_Problem description_
From the listing below, extract every line containing "dress".

╭─ Excerpted records

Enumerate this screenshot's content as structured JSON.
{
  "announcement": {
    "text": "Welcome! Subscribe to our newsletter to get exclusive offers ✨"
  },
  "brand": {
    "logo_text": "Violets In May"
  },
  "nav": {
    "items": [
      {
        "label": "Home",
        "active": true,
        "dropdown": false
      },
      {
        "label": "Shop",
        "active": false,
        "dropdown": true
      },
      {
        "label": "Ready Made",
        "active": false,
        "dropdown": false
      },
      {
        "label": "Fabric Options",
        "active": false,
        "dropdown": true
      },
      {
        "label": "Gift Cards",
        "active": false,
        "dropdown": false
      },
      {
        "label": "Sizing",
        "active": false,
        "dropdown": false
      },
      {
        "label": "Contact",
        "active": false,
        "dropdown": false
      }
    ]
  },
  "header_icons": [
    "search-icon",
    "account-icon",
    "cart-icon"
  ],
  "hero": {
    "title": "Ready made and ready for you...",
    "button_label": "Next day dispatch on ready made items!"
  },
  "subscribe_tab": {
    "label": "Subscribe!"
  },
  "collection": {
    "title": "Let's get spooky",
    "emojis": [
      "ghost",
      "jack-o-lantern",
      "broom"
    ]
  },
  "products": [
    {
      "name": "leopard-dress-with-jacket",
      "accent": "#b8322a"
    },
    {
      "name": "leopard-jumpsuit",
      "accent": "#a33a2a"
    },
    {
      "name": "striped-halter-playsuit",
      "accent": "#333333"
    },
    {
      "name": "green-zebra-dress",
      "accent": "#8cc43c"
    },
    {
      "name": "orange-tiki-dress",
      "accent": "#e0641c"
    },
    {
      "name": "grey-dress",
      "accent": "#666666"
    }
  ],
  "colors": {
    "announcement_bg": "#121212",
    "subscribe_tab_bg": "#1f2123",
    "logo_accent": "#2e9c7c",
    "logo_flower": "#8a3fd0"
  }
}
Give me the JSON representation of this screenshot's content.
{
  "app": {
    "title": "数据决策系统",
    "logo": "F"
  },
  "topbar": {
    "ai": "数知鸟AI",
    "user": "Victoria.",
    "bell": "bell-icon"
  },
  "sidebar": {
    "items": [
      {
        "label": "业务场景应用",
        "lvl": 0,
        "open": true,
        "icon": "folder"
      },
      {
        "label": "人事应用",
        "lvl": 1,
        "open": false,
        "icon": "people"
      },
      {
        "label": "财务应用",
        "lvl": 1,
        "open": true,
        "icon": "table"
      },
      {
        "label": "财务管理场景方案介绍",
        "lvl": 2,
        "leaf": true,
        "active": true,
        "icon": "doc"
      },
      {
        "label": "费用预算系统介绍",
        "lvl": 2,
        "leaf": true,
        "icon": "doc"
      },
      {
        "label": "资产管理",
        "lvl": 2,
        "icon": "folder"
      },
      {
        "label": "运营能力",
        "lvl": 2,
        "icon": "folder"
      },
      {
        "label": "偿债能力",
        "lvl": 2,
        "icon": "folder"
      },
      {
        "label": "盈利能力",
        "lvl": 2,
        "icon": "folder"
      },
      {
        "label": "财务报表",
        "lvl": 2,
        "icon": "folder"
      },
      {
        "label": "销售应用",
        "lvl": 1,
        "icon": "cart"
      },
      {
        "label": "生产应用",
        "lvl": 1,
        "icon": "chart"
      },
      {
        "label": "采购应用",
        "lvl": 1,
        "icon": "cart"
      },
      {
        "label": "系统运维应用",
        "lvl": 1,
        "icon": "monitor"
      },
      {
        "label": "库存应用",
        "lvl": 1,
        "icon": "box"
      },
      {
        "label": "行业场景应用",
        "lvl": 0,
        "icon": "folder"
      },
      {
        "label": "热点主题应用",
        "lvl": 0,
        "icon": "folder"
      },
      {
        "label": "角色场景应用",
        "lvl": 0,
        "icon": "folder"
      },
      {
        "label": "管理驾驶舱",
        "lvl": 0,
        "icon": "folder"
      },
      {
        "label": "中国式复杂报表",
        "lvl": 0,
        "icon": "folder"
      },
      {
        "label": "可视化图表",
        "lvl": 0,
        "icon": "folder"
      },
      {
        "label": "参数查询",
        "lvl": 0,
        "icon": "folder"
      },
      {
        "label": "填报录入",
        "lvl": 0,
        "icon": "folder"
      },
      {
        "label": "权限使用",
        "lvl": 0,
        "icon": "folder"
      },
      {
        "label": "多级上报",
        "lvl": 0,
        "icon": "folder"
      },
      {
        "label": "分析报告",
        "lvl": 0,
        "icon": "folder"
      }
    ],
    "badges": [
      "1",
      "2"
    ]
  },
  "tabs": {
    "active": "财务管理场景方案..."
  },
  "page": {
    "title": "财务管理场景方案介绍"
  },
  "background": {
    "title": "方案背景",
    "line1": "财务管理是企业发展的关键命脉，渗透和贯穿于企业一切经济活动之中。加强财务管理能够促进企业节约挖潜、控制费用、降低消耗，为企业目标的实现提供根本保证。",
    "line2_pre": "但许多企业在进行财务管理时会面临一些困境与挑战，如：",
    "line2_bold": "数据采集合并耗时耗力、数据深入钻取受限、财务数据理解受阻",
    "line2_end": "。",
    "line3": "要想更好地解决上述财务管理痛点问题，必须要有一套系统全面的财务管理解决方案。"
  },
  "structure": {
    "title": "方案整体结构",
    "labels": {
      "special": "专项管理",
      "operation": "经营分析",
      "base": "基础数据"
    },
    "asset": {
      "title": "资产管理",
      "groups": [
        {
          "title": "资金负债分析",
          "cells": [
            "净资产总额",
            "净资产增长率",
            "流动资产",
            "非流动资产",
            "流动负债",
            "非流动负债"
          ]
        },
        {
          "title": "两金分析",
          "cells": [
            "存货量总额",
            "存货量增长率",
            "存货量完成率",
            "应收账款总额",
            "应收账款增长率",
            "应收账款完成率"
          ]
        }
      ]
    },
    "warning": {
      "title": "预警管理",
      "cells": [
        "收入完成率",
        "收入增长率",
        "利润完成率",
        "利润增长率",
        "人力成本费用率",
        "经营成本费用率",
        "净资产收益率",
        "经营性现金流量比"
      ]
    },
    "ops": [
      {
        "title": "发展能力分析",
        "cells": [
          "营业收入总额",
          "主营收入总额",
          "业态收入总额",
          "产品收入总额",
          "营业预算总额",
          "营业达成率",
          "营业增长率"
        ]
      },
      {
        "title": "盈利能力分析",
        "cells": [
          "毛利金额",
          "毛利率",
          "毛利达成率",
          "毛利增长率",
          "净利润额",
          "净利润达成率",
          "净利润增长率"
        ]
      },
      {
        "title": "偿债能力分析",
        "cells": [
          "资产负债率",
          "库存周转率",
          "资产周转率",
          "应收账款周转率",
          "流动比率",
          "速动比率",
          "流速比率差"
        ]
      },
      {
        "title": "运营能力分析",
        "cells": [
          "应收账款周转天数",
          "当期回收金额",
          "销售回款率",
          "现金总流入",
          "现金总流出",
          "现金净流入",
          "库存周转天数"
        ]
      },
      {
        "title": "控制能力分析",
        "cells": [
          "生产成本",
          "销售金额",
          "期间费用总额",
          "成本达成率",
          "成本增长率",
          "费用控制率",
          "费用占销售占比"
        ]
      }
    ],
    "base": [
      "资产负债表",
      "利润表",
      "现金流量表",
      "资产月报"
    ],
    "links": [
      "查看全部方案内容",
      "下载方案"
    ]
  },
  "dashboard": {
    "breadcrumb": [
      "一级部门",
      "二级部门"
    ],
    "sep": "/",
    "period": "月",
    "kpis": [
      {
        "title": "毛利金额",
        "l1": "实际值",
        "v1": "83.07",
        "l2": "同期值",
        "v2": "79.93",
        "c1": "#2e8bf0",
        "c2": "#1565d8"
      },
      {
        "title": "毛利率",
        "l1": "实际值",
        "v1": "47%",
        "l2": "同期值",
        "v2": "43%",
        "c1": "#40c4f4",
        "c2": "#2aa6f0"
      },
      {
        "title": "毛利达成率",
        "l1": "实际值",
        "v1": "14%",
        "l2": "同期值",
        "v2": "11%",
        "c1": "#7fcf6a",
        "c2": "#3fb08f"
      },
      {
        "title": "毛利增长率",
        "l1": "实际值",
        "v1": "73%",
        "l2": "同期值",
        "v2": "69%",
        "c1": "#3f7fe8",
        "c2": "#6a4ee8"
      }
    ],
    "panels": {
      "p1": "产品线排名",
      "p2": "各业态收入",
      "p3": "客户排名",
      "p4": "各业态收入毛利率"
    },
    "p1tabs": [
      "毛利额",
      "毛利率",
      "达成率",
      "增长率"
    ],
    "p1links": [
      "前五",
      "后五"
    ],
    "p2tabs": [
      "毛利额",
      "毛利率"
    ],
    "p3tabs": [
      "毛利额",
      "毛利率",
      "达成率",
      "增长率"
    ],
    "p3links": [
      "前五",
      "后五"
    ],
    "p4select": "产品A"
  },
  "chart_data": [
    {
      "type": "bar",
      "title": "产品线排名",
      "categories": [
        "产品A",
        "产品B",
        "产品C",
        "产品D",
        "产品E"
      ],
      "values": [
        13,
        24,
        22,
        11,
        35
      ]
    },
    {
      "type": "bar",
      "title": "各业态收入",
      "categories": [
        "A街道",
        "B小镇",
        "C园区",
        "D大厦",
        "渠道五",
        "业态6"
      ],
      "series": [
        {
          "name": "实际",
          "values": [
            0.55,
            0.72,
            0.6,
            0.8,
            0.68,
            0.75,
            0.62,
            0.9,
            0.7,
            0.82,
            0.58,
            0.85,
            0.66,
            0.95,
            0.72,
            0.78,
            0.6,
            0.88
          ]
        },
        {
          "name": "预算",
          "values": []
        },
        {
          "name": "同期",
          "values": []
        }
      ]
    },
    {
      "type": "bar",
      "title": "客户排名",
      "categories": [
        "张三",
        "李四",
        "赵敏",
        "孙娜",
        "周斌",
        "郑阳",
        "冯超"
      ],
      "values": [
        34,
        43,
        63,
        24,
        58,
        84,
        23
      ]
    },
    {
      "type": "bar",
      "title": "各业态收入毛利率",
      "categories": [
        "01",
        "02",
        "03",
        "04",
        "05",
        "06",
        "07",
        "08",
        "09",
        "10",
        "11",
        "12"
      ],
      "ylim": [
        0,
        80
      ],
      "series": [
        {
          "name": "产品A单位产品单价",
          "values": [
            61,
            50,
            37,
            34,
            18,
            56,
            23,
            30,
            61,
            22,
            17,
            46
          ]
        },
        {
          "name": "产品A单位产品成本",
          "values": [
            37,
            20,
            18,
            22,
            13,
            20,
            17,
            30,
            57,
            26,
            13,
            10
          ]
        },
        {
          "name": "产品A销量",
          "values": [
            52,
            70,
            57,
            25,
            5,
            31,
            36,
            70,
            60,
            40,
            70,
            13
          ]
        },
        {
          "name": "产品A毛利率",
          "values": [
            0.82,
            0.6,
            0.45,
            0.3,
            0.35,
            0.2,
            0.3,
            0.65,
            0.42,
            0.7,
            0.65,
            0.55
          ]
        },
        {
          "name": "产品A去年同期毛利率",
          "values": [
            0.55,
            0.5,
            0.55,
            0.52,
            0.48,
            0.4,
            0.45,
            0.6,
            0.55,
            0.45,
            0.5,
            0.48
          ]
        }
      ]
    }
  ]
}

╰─

_Response_
      "name": "leopard-dress-with-jacket",
      "name": "green-zebra-dress",
      "name": "orange-tiki-dress",
      "name": "grey-dress",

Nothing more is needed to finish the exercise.